And, if turns out that the general student population is much worse than you expected it to be, that would surely be hefty ammo for your arguments in getting the administration to offer the course, right? Again, best of luck with this.

Anonymous said...

Chiming in late...I have no experience teaching comp but my cc did have a comp requirement that I think worked well. We wrote a series of different kinds of writing--talked about audience, tone, and style. At the end of the course, we submitted a portfolio of different kinds of writing--personal essay, explanatory, research paper--to a panel, where they were reviewed blindly. If we passed, we were allowed to pass 101, which was a pre-req for any upper level course where we were going to do any writing.

My advanced comp class was also quite useful and something that I think could be used at an intro level. It was based on ancient rhetoric. We wrote short papers in a variety of formats--enconium, invective. What kind of words do you choose to convey praise vs. critique? What language is descriptive and not evaluative? That sort of thing.

We used this book:

I don't know that anything was more useful to my writing than that class. And I do think it would have worked at an introductory level.

In both classes, I can see in hindsight that my profs were equally teaching us how to read, which sounds like what you're talking about.

Again, not a teacher of writing. Just an English major. :)

liz said...

Composition courses work. Says the person who took one at age thirtysomething and, even though I hated the prof for other reasons (she was flaky), got a ton of help from the course.

liz said...

The course I took was mainly focused on first draft/peer review/revising/peer review/revising/final draft.

One thing we did was write everything we already knew about a topic we were going to research, so that we would know what parts of the paper didn't require citations.

We learned how to cite sources, and had to provide hard copies of all the sources we used.

dance said...

Very belatedly---how much writing happens in the Australian curriculum without comp? Context: Composition courses are common in the US because a typical 200-level history course might require a final, a midterm, and one 5-7pp essay. My grad school had a Second Writing Requirement to ensure that undergrads left having done at least 20pages of writing in a class---and a req was *needed*, even history students didn't always fill it twice. My current U doesn't have a long writing req at all. Yet employers often say people who can write are the employees they want and need. Etc. But in the UK tutorial system where students are writing weekly, composition would be unnecessary. I'm not sure what Australia is like.

dance said...

That is to say, Comp classes here are replacing the basics that students don't get elsewhere---but they might need to do something entirely different in Aus/NZ.

StyleyGeek said...

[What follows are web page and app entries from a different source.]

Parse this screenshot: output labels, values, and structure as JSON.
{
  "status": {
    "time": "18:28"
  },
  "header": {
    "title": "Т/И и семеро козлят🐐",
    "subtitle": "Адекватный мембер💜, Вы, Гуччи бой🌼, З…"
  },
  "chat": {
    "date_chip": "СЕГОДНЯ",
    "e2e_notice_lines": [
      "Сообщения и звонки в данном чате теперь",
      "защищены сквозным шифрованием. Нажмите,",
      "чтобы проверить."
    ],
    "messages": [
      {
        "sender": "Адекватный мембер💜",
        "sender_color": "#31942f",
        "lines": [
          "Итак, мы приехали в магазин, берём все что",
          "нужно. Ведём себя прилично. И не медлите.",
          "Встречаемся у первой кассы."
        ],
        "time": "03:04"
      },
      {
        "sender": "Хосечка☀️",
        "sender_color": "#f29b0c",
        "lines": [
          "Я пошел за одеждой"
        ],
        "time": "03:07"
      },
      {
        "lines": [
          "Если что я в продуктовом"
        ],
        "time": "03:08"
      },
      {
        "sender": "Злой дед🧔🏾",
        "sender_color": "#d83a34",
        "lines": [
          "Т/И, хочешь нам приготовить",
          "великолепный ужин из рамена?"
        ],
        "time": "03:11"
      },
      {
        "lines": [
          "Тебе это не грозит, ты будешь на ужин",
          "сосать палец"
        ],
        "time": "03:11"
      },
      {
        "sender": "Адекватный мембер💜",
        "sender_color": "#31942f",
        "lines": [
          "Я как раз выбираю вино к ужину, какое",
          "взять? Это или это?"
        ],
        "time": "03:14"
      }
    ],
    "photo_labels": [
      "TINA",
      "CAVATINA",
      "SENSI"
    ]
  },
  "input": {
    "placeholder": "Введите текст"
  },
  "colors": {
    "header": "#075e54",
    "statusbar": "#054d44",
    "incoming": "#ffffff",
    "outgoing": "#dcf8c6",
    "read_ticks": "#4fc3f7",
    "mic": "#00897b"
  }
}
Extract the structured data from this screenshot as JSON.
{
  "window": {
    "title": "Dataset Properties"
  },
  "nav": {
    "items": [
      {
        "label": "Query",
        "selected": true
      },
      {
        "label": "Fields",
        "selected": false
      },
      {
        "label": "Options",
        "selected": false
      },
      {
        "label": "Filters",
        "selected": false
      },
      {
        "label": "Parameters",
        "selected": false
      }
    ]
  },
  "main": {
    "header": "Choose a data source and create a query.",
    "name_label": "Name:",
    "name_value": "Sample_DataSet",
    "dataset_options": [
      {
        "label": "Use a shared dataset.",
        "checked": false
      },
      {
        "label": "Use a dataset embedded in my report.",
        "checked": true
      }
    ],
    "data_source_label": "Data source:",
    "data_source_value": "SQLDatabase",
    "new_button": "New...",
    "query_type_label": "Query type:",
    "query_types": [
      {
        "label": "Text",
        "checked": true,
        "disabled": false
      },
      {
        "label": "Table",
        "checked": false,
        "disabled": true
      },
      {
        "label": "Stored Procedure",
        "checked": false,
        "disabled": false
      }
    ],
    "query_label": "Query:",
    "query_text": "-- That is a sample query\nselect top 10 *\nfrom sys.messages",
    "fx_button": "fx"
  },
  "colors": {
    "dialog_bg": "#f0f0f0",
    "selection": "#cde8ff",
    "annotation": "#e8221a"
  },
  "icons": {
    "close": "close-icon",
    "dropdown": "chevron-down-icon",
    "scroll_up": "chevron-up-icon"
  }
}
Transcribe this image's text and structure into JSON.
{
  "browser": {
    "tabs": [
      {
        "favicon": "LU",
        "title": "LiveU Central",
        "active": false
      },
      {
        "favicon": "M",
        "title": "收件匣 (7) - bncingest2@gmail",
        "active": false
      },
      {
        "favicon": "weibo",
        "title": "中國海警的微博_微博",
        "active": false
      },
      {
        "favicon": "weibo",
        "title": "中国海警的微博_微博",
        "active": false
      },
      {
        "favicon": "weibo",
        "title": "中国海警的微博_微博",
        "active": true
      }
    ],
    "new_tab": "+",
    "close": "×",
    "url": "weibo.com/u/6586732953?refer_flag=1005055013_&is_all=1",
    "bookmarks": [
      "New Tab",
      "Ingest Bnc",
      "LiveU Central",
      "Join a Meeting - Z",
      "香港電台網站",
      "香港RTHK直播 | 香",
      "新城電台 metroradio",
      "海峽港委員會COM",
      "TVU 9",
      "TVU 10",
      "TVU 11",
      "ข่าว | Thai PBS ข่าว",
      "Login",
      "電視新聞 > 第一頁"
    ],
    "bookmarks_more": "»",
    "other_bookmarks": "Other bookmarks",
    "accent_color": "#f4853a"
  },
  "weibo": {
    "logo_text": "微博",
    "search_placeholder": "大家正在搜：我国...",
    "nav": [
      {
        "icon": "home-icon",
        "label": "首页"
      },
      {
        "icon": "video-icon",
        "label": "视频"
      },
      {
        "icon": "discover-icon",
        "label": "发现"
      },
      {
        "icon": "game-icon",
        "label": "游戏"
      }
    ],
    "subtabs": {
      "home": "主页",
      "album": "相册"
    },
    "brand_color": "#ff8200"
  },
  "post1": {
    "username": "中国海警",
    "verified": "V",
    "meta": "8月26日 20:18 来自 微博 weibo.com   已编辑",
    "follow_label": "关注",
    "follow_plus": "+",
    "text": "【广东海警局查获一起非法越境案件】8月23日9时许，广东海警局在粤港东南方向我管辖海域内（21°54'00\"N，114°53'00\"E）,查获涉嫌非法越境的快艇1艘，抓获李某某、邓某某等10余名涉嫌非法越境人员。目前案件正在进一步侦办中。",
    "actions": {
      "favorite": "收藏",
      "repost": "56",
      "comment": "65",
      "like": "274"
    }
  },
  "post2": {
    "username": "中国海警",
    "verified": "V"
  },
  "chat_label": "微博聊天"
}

Yeah, they don't usually get opportunities to write weekly here. More standard is two or three papers due during the course, and maybe an essay-based final exam in some classes. In linguistics, they would have one or two papers at most, and the final exam is not essay-based. So they don't get much practice at all, and not much opportunity to use any skills they pick up from the process of writing the first essay.